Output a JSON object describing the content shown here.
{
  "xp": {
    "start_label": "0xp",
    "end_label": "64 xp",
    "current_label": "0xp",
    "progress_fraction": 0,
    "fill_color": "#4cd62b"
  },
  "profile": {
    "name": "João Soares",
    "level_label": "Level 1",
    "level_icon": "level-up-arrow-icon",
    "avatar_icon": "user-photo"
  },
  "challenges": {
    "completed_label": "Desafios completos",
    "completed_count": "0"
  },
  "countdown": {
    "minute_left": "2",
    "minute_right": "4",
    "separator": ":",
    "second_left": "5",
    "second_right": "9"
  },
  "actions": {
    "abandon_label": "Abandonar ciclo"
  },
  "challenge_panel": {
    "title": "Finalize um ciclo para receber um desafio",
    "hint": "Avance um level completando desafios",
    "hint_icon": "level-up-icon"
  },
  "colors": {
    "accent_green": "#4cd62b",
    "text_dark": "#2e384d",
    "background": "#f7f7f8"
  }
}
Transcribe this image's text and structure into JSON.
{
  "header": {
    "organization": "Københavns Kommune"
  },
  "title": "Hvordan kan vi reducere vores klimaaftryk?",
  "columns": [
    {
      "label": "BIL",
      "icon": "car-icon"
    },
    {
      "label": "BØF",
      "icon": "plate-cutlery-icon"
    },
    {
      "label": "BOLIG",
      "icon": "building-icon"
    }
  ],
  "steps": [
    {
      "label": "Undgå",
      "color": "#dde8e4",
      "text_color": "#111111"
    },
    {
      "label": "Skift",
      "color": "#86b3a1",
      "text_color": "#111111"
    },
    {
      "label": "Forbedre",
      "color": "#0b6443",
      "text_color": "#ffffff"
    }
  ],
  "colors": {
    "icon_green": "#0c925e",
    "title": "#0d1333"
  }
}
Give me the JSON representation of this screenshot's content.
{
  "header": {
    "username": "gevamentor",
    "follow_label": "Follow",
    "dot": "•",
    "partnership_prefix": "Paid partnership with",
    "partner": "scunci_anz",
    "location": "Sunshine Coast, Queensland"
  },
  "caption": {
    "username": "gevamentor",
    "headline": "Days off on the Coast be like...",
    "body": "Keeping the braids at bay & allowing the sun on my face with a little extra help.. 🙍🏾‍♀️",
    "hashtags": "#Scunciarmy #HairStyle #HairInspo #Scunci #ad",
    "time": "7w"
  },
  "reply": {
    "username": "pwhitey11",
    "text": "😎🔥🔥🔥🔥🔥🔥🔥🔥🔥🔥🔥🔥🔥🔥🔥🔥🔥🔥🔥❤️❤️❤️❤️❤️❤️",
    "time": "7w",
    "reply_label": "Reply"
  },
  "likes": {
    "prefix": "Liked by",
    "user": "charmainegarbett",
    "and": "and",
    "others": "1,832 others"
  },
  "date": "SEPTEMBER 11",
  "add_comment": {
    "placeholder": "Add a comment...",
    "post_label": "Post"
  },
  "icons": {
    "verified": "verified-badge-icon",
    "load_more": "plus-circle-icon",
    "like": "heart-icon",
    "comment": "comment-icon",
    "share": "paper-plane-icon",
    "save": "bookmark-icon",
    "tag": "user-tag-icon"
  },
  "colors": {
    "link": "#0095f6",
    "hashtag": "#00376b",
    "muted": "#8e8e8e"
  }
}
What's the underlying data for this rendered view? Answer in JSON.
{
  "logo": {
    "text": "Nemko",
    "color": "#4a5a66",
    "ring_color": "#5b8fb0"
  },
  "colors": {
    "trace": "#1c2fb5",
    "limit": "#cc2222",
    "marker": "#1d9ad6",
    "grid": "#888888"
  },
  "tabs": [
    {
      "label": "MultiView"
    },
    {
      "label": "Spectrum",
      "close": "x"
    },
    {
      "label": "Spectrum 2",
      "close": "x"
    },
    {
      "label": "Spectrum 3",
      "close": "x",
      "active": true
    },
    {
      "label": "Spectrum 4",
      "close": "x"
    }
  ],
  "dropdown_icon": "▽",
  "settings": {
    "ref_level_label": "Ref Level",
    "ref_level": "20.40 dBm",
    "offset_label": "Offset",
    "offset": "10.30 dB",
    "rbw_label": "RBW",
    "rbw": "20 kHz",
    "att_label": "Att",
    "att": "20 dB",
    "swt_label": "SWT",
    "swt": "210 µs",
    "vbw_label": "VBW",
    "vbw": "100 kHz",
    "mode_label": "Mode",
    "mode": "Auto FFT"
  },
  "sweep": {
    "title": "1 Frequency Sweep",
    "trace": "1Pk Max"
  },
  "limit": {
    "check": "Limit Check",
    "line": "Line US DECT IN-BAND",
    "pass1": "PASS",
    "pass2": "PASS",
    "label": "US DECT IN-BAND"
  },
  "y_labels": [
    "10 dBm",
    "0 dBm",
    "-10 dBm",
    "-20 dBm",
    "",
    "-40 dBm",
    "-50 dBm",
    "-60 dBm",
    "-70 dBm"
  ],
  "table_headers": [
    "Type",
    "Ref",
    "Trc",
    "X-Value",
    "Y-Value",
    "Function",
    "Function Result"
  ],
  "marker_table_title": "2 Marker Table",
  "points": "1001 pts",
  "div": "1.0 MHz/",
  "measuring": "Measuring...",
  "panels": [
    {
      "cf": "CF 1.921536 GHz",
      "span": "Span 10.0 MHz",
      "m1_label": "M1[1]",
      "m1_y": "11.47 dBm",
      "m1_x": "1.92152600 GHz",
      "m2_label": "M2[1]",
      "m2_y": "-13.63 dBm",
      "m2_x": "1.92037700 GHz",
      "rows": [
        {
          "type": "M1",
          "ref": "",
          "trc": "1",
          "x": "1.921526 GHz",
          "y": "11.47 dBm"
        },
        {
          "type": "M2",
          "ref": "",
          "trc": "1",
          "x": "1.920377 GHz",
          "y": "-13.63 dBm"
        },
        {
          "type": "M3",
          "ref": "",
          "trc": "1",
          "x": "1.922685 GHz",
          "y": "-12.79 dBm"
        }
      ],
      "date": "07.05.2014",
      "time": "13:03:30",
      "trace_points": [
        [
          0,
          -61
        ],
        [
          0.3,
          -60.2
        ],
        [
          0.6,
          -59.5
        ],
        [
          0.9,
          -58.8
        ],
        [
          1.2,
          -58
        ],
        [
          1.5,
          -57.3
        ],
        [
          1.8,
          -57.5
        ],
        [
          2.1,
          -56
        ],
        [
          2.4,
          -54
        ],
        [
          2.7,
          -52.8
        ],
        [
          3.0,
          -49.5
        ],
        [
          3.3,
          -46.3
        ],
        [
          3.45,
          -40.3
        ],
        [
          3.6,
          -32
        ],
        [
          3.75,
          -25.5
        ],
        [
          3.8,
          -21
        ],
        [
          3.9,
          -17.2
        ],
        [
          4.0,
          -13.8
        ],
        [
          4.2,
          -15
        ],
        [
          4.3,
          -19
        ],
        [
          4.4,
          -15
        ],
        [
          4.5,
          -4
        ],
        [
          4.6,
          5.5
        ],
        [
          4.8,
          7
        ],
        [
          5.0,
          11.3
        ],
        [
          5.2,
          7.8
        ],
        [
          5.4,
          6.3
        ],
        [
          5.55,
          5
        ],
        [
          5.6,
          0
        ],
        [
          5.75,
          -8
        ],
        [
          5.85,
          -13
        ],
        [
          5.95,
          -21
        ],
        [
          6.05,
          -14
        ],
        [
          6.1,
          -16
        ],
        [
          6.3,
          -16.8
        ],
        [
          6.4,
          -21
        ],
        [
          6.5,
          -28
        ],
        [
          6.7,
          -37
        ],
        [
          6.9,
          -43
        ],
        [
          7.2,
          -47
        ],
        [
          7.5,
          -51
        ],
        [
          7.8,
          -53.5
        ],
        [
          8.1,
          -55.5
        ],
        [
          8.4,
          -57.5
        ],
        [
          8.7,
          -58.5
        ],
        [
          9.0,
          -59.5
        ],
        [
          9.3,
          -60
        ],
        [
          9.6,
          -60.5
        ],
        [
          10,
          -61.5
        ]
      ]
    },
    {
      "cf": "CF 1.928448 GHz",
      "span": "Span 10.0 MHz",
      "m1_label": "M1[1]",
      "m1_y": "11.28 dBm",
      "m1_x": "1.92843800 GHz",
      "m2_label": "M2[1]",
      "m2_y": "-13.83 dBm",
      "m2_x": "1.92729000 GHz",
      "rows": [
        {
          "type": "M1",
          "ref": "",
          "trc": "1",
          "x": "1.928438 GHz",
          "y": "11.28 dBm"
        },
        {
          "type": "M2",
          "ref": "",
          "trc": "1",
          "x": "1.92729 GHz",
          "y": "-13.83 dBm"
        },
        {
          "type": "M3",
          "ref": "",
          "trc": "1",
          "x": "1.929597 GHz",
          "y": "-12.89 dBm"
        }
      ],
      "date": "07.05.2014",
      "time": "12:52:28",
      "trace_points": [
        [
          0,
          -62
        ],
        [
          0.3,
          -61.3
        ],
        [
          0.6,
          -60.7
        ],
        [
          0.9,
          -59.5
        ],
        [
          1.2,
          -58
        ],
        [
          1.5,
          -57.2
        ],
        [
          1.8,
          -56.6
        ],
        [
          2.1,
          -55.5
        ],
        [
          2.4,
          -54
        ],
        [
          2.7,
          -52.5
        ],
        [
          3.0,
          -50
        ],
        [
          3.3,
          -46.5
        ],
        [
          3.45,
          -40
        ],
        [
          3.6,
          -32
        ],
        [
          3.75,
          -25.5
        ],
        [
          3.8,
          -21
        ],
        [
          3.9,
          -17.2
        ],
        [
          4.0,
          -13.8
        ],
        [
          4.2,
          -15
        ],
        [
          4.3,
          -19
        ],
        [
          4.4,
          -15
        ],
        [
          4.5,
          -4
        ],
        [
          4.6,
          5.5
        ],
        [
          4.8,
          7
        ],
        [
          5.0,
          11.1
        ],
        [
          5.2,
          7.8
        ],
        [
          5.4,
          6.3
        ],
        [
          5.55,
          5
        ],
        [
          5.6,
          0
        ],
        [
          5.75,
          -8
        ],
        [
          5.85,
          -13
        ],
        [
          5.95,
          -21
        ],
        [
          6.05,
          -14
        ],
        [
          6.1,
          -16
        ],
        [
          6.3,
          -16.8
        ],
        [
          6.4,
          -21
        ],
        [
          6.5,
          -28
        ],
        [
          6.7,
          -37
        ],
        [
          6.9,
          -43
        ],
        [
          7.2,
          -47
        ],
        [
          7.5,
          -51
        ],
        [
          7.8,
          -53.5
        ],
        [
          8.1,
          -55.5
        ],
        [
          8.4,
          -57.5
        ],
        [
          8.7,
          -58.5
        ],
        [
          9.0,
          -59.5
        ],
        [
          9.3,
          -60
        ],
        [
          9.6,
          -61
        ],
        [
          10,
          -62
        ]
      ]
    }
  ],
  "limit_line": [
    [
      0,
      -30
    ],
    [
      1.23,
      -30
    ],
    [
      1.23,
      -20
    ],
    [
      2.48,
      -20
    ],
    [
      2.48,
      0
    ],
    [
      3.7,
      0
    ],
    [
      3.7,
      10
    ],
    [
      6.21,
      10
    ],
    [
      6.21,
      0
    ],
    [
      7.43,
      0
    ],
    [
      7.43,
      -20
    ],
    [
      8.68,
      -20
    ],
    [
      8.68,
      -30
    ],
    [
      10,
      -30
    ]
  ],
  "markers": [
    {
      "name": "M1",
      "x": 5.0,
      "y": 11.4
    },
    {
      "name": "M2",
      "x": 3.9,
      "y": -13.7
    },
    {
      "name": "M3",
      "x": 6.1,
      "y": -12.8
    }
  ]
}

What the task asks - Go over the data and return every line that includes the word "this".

Solution to the exercise -
Transcribe this image's text and structure into JSON.
Give me the JSON representation of this screenshot's content.
What's the underlying data for this rendered view? Answer in JSON.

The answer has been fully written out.